[[ Information given open ]]

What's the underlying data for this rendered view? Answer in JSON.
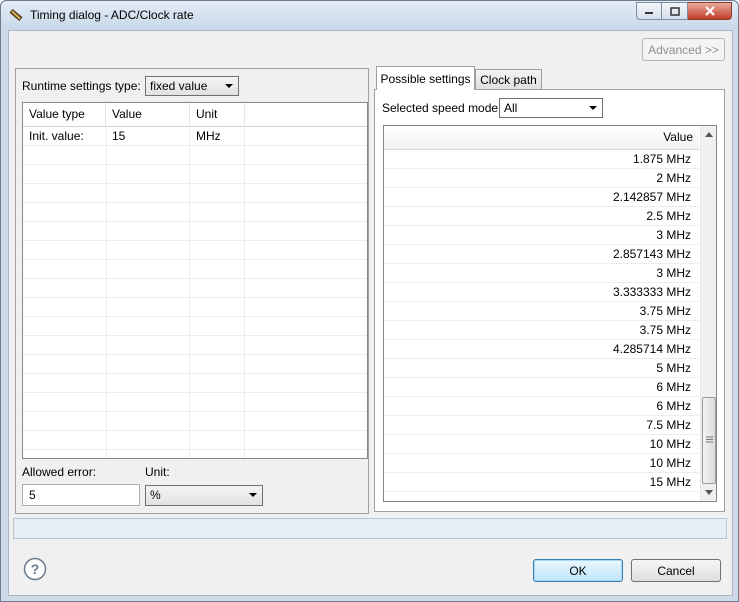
{
  "window": {
    "title": "Timing dialog - ADC/Clock rate"
  },
  "toolbar": {
    "advanced_label": "Advanced >>"
  },
  "left": {
    "runtime_label": "Runtime settings type:",
    "runtime_value": "fixed value",
    "table": {
      "headers": [
        "Value type",
        "Value",
        "Unit"
      ],
      "rows": [
        [
          "Init. value:",
          "15",
          "MHz"
        ]
      ]
    },
    "allowed_error_label": "Allowed error:",
    "allowed_error_value": "5",
    "unit_label": "Unit:",
    "unit_value": "%"
  },
  "right": {
    "tabs": [
      {
        "label": "Possible settings",
        "active": true
      },
      {
        "label": "Clock path",
        "active": false
      }
    ],
    "speed_mode_label": "Selected speed mode",
    "speed_mode_value": "All",
    "list_header": "Value",
    "values": [
      "1.875 MHz",
      "2 MHz",
      "2.142857 MHz",
      "2.5 MHz",
      "3 MHz",
      "2.857143 MHz",
      "3 MHz",
      "3.333333 MHz",
      "3.75 MHz",
      "3.75 MHz",
      "4.285714 MHz",
      "5 MHz",
      "6 MHz",
      "6 MHz",
      "7.5 MHz",
      "10 MHz",
      "10 MHz",
      "15 MHz"
    ]
  },
  "footer": {
    "ok_label": "OK",
    "cancel_label": "Cancel"
  },
  "colors": {
    "accent": "#3c7fb1",
    "frame": "#cfdbe9"
  }
}
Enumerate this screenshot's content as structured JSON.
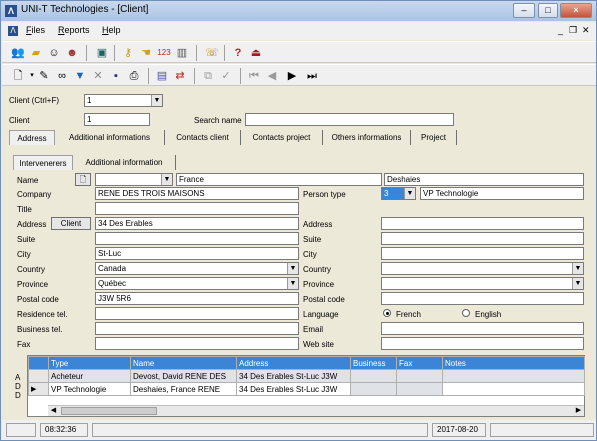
{
  "window": {
    "title": "UNI-T Technologies - [Client]"
  },
  "menu": {
    "items": [
      "Files",
      "Reports",
      "Help"
    ]
  },
  "toolbar1": {
    "icons": [
      "people-icon",
      "folder-icon",
      "user-hat-icon",
      "user-group-icon",
      "monitor-icon",
      "key-icon",
      "hand-icon",
      "numbers-icon",
      "chart-icon",
      "phone-icon",
      "help-icon",
      "exit-icon"
    ]
  },
  "toolbar2": {
    "icons": [
      "new-icon",
      "dropdown-icon",
      "erase-icon",
      "binoculars-icon",
      "filter-icon",
      "clear-filter-icon",
      "save-icon",
      "print-icon",
      "card-icon",
      "convert-icon",
      "copy-icon",
      "check-icon",
      "first-icon",
      "prev-icon",
      "next-icon",
      "last-icon"
    ]
  },
  "client_selector": {
    "label": "Client (Ctrl+F)",
    "value": "1"
  },
  "client_field": {
    "label": "Client",
    "value": "1"
  },
  "search_name": {
    "label": "Search name",
    "value": ""
  },
  "main_tabs": [
    "Address",
    "Additional informations",
    "Contacts client",
    "Contacts project",
    "Others informations",
    "Project"
  ],
  "sub_tabs": [
    "Intervenerers",
    "Additional information"
  ],
  "form": {
    "name_label": "Name",
    "first_name": "France",
    "last_name": "Deshaies",
    "company_label": "Company",
    "company": "RENE DES TROIS MAISONS",
    "person_type_label": "Person type",
    "person_type_code": "3",
    "person_type_name": "VP Technologie",
    "title_label": "Title",
    "address_label": "Address",
    "client_button": "Client",
    "address": "34 Des Erables",
    "suite_label": "Suite",
    "city_label": "City",
    "city": "St-Luc",
    "country_label": "Country",
    "country": "Canada",
    "province_label": "Province",
    "province": "Québec",
    "postal_label": "Postal code",
    "postal": "J3W 5R6",
    "res_tel_label": "Residence tel.",
    "bus_tel_label": "Business tel.",
    "fax_label": "Fax",
    "r_address_label": "Address",
    "r_suite_label": "Suite",
    "r_city_label": "City",
    "r_country_label": "Country",
    "r_province_label": "Province",
    "r_postal_label": "Postal code",
    "language_label": "Language",
    "lang_french": "French",
    "lang_english": "English",
    "email_label": "Email",
    "website_label": "Web site"
  },
  "grid": {
    "side_label": "ADD",
    "columns": [
      "Type",
      "Name",
      "Address",
      "Business",
      "Fax",
      "Notes"
    ],
    "rows": [
      [
        "Acheteur",
        "Devost, David RENE DES",
        "34 Des Erables St-Luc J3W",
        "",
        "",
        ""
      ],
      [
        "VP Technologie",
        "Deshaies, France RENE",
        "34 Des Erables St-Luc J3W",
        "",
        "",
        ""
      ]
    ]
  },
  "status": {
    "time": "08:32:36",
    "date": "2017-08-20"
  }
}
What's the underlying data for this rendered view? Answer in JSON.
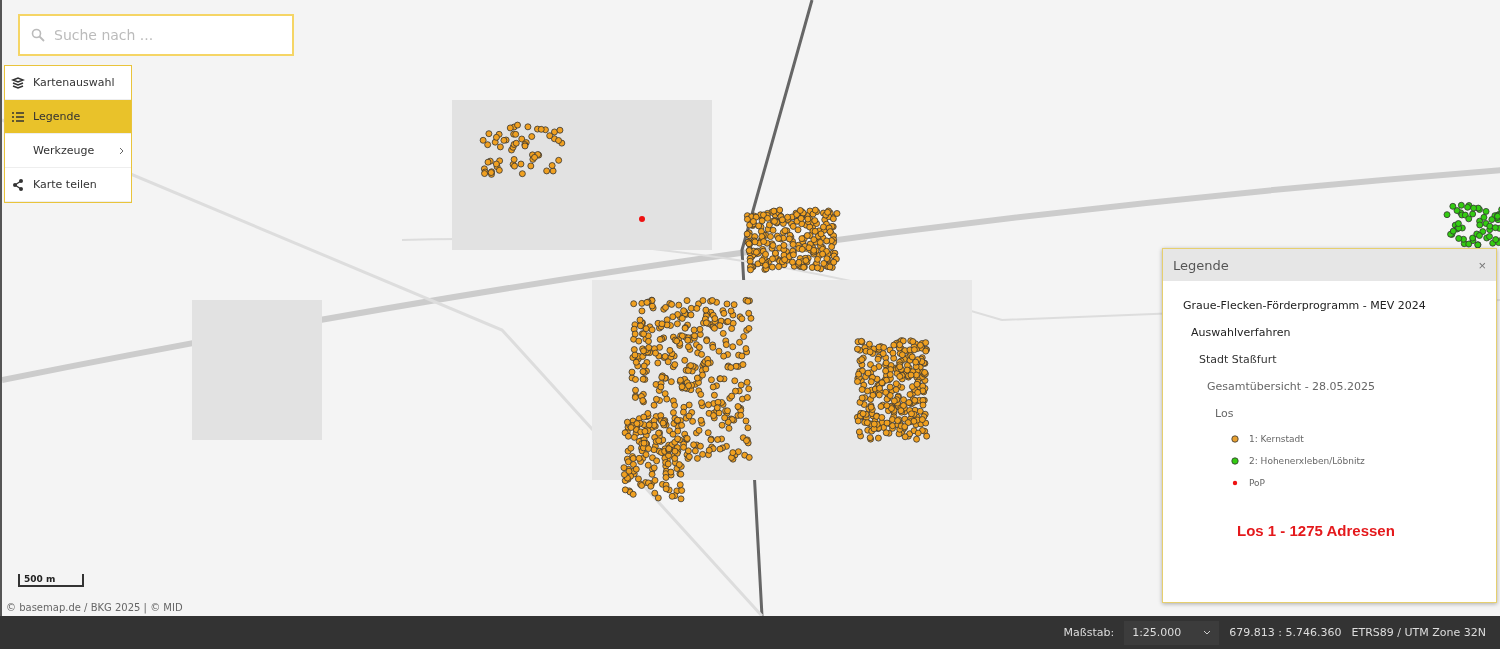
{
  "search": {
    "placeholder": "Suche nach ..."
  },
  "menu": [
    {
      "label": "Kartenauswahl",
      "kind": "layers",
      "selected": false,
      "submenu": false
    },
    {
      "label": "Legende",
      "kind": "list",
      "selected": true,
      "submenu": false
    },
    {
      "label": "Werkzeuge",
      "kind": "plain",
      "selected": false,
      "submenu": true
    },
    {
      "label": "Karte teilen",
      "kind": "share",
      "selected": false,
      "submenu": false
    }
  ],
  "map": {
    "scale_bar": "500 m",
    "attribution": "© basemap.de / BKG 2025 | © MID"
  },
  "legend": {
    "title": "Legende",
    "close": "×",
    "tree": [
      {
        "label": "Graue-Flecken-Förderprogramm - MEV 2024",
        "children": [
          {
            "label": "Auswahlverfahren",
            "children": [
              {
                "label": "Stadt Staßfurt",
                "children": [
                  {
                    "label": "Gesamtübersicht - 28.05.2025",
                    "children": [
                      {
                        "label": "Los",
                        "children": [
                          {
                            "label": "1: Kernstadt",
                            "kind": "circle",
                            "color": "#e8a030"
                          },
                          {
                            "label": "2: Hohenerxleben/Löbnitz",
                            "kind": "circle",
                            "color": "#33cc11"
                          },
                          {
                            "label": "PoP",
                            "kind": "dot",
                            "color": "#ee1111"
                          }
                        ]
                      }
                    ]
                  }
                ]
              }
            ]
          }
        ]
      }
    ],
    "note": "Los 1 - 1275 Adressen"
  },
  "status_bar": {
    "scale_label": "Maßstab:",
    "scale_value": "1:25.000",
    "coordinates": "679.813 : 5.746.360",
    "crs": "ETRS89 / UTM Zone 32N"
  }
}
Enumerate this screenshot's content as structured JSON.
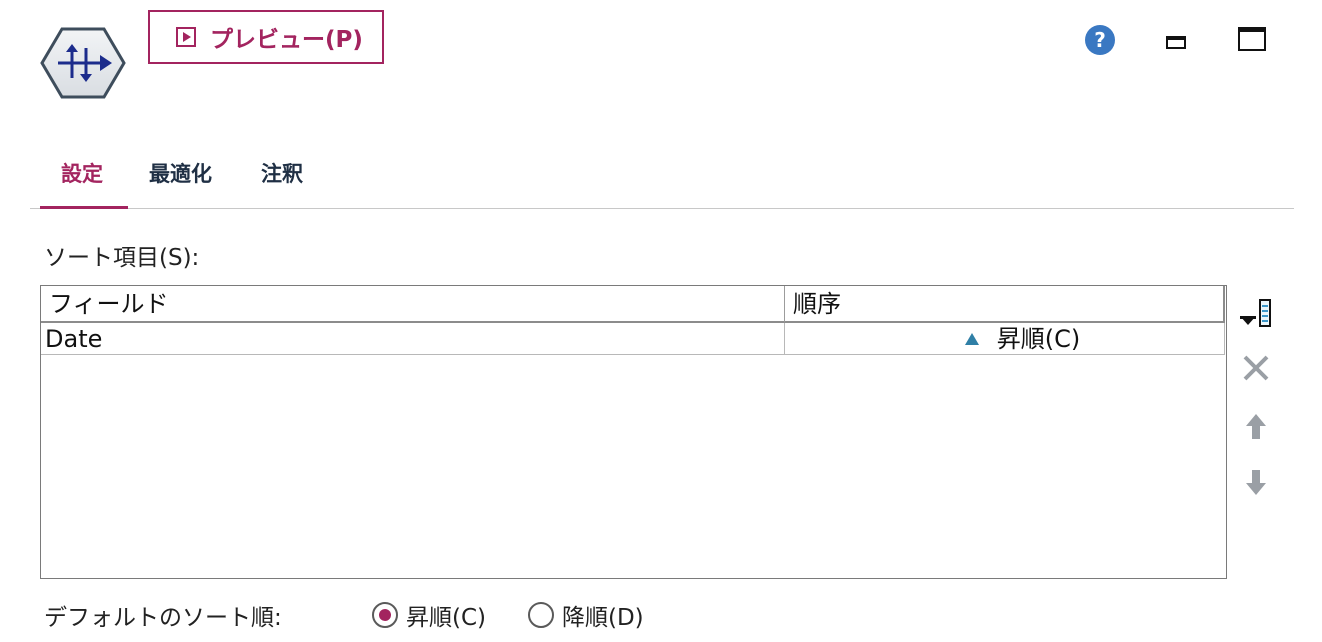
{
  "toolbar": {
    "preview_label": "プレビュー(P)",
    "icons": {
      "node": "sort-node-icon",
      "help": "help-icon",
      "minimize": "minimize-icon",
      "maximize": "maximize-icon"
    },
    "accent_color": "#a3245f"
  },
  "tabs": [
    {
      "label": "設定",
      "active": true
    },
    {
      "label": "最適化",
      "active": false
    },
    {
      "label": "注釈",
      "active": false
    }
  ],
  "sort_fields": {
    "label": "ソート項目(S):",
    "columns": [
      "フィールド",
      "順序"
    ],
    "rows": [
      {
        "field": "Date",
        "order": "昇順(C)"
      }
    ],
    "side_buttons": [
      "add-field-icon",
      "delete-icon",
      "move-up-icon",
      "move-down-icon"
    ]
  },
  "default_order": {
    "label": "デフォルトのソート順:",
    "options": [
      {
        "label": "昇順(C)",
        "checked": true
      },
      {
        "label": "降順(D)",
        "checked": false
      }
    ]
  }
}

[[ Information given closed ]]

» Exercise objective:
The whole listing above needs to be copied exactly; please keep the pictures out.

» Solution for this exercise:
What's the underlying data for this rendered view? Answer in JSON.
{
  "window": {
    "title": "Timing dialog - ADC/Clock rate"
  },
  "toolbar": {
    "advanced_label": "Advanced >>"
  },
  "left": {
    "runtime_label": "Runtime settings type:",
    "runtime_value": "fixed value",
    "table": {
      "headers": [
        "Value type",
        "Value",
        "Unit"
      ],
      "rows": [
        [
          "Init. value:",
          "15",
          "MHz"
        ]
      ]
    },
    "allowed_error_label": "Allowed error:",
    "allowed_error_value": "5",
    "unit_label": "Unit:",
    "unit_value": "%"
  },
  "right": {
    "tabs": [
      {
        "label": "Possible settings",
        "active": true
      },
      {
        "label": "Clock path",
        "active": false
      }
    ],
    "speed_mode_label": "Selected speed mode",
    "speed_mode_value": "All",
    "list_header": "Value",
    "values": [
      "1.875 MHz",
      "2 MHz",
      "2.142857 MHz",
      "2.5 MHz",
      "3 MHz",
      "2.857143 MHz",
      "3 MHz",
      "3.333333 MHz",
      "3.75 MHz",
      "3.75 MHz",
      "4.285714 MHz",
      "5 MHz",
      "6 MHz",
      "6 MHz",
      "7.5 MHz",
      "10 MHz",
      "10 MHz",
      "15 MHz"
    ]
  },
  "footer": {
    "ok_label": "OK",
    "cancel_label": "Cancel"
  },
  "colors": {
    "accent": "#3c7fb1",
    "frame": "#cfdbe9"
  }
}
Enumerate this screenshot's content as structured JSON.
{
  "window": {
    "title": "UNI-T Technologies - [Client]"
  },
  "menu": {
    "items": [
      "Files",
      "Reports",
      "Help"
    ]
  },
  "toolbar1": {
    "icons": [
      "people-icon",
      "folder-icon",
      "user-hat-icon",
      "user-group-icon",
      "monitor-icon",
      "key-icon",
      "hand-icon",
      "numbers-icon",
      "chart-icon",
      "phone-icon",
      "help-icon",
      "exit-icon"
    ]
  },
  "toolbar2": {
    "icons": [
      "new-icon",
      "dropdown-icon",
      "erase-icon",
      "binoculars-icon",
      "filter-icon",
      "clear-filter-icon",
      "save-icon",
      "print-icon",
      "card-icon",
      "convert-icon",
      "copy-icon",
      "check-icon",
      "first-icon",
      "prev-icon",
      "next-icon",
      "last-icon"
    ]
  },
  "client_selector": {
    "label": "Client (Ctrl+F)",
    "value": "1"
  },
  "client_field": {
    "label": "Client",
    "value": "1"
  },
  "search_name": {
    "label": "Search name",
    "value": ""
  },
  "main_tabs": [
    "Address",
    "Additional informations",
    "Contacts client",
    "Contacts project",
    "Others informations",
    "Project"
  ],
  "sub_tabs": [
    "Intervenerers",
    "Additional information"
  ],
  "form": {
    "name_label": "Name",
    "first_name": "France",
    "last_name": "Deshaies",
    "company_label": "Company",
    "company": "RENE DES TROIS MAISONS",
    "person_type_label": "Person type",
    "person_type_code": "3",
    "person_type_name": "VP Technologie",
    "title_label": "Title",
    "address_label": "Address",
    "client_button": "Client",
    "address": "34 Des Erables",
    "suite_label": "Suite",
    "city_label": "City",
    "city": "St-Luc",
    "country_label": "Country",
    "country": "Canada",
    "province_label": "Province",
    "province": "Québec",
    "postal_label": "Postal code",
    "postal": "J3W 5R6",
    "res_tel_label": "Residence tel.",
    "bus_tel_label": "Business tel.",
    "fax_label": "Fax",
    "r_address_label": "Address",
    "r_suite_label": "Suite",
    "r_city_label": "City",
    "r_country_label": "Country",
    "r_province_label": "Province",
    "r_postal_label": "Postal code",
    "language_label": "Language",
    "lang_french": "French",
    "lang_english": "English",
    "email_label": "Email",
    "website_label": "Web site"
  },
  "grid": {
    "side_label": "ADD",
    "columns": [
      "Type",
      "Name",
      "Address",
      "Business",
      "Fax",
      "Notes"
    ],
    "rows": [
      [
        "Acheteur",
        "Devost, David RENE DES",
        "34 Des Erables St-Luc J3W",
        "",
        "",
        ""
      ],
      [
        "VP Technologie",
        "Deshaies, France RENE",
        "34 Des Erables St-Luc J3W",
        "",
        "",
        ""
      ]
    ]
  },
  "status": {
    "time": "08:32:36",
    "date": "2017-08-20"
  }
}
What's the underlying data for this rendered view? Answer in JSON.
{
  "search": {
    "placeholder": "Suche nach ..."
  },
  "menu": [
    {
      "label": "Kartenauswahl",
      "kind": "layers",
      "selected": false,
      "submenu": false
    },
    {
      "label": "Legende",
      "kind": "list",
      "selected": true,
      "submenu": false
    },
    {
      "label": "Werkzeuge",
      "kind": "plain",
      "selected": false,
      "submenu": true
    },
    {
      "label": "Karte teilen",
      "kind": "share",
      "selected": false,
      "submenu": false
    }
  ],
  "map": {
    "scale_bar": "500 m",
    "attribution": "© basemap.de / BKG 2025 | © MID"
  },
  "legend": {
    "title": "Legende",
    "close": "×",
    "tree": [
      {
        "label": "Graue-Flecken-Förderprogramm - MEV 2024",
        "children": [
          {
            "label": "Auswahlverfahren",
            "children": [
              {
                "label": "Stadt Staßfurt",
                "children": [
                  {
                    "label": "Gesamtübersicht - 28.05.2025",
                    "children": [
                      {
                        "label": "Los",
                        "children": [
                          {
                            "label": "1: Kernstadt",
                            "kind": "circle",
                            "color": "#e8a030"
                          },
                          {
                            "label": "2: Hohenerxleben/Löbnitz",
                            "kind": "circle",
                            "color": "#33cc11"
                          },
                          {
                            "label": "PoP",
                            "kind": "dot",
                            "color": "#ee1111"
                          }
                        ]
                      }
                    ]
                  }
                ]
              }
            ]
          }
        ]
      }
    ],
    "note": "Los 1 - 1275 Adressen"
  },
  "status_bar": {
    "scale_label": "Maßstab:",
    "scale_value": "1:25.000",
    "coordinates": "679.813 : 5.746.360",
    "crs": "ETRS89 / UTM Zone 32N"
  }
}
Enumerate this screenshot's content as structured JSON.
{
  "toolbar": {
    "preview_label": "プレビュー(P)",
    "icons": {
      "node": "sort-node-icon",
      "help": "help-icon",
      "minimize": "minimize-icon",
      "maximize": "maximize-icon"
    },
    "accent_color": "#a3245f"
  },
  "tabs": [
    {
      "label": "設定",
      "active": true
    },
    {
      "label": "最適化",
      "active": false
    },
    {
      "label": "注釈",
      "active": false
    }
  ],
  "sort_fields": {
    "label": "ソート項目(S):",
    "columns": [
      "フィールド",
      "順序"
    ],
    "rows": [
      {
        "field": "Date",
        "order": "昇順(C)"
      }
    ],
    "side_buttons": [
      "add-field-icon",
      "delete-icon",
      "move-up-icon",
      "move-down-icon"
    ]
  },
  "default_order": {
    "label": "デフォルトのソート順:",
    "options": [
      {
        "label": "昇順(C)",
        "checked": true
      },
      {
        "label": "降順(D)",
        "checked": false
      }
    ]
  }
}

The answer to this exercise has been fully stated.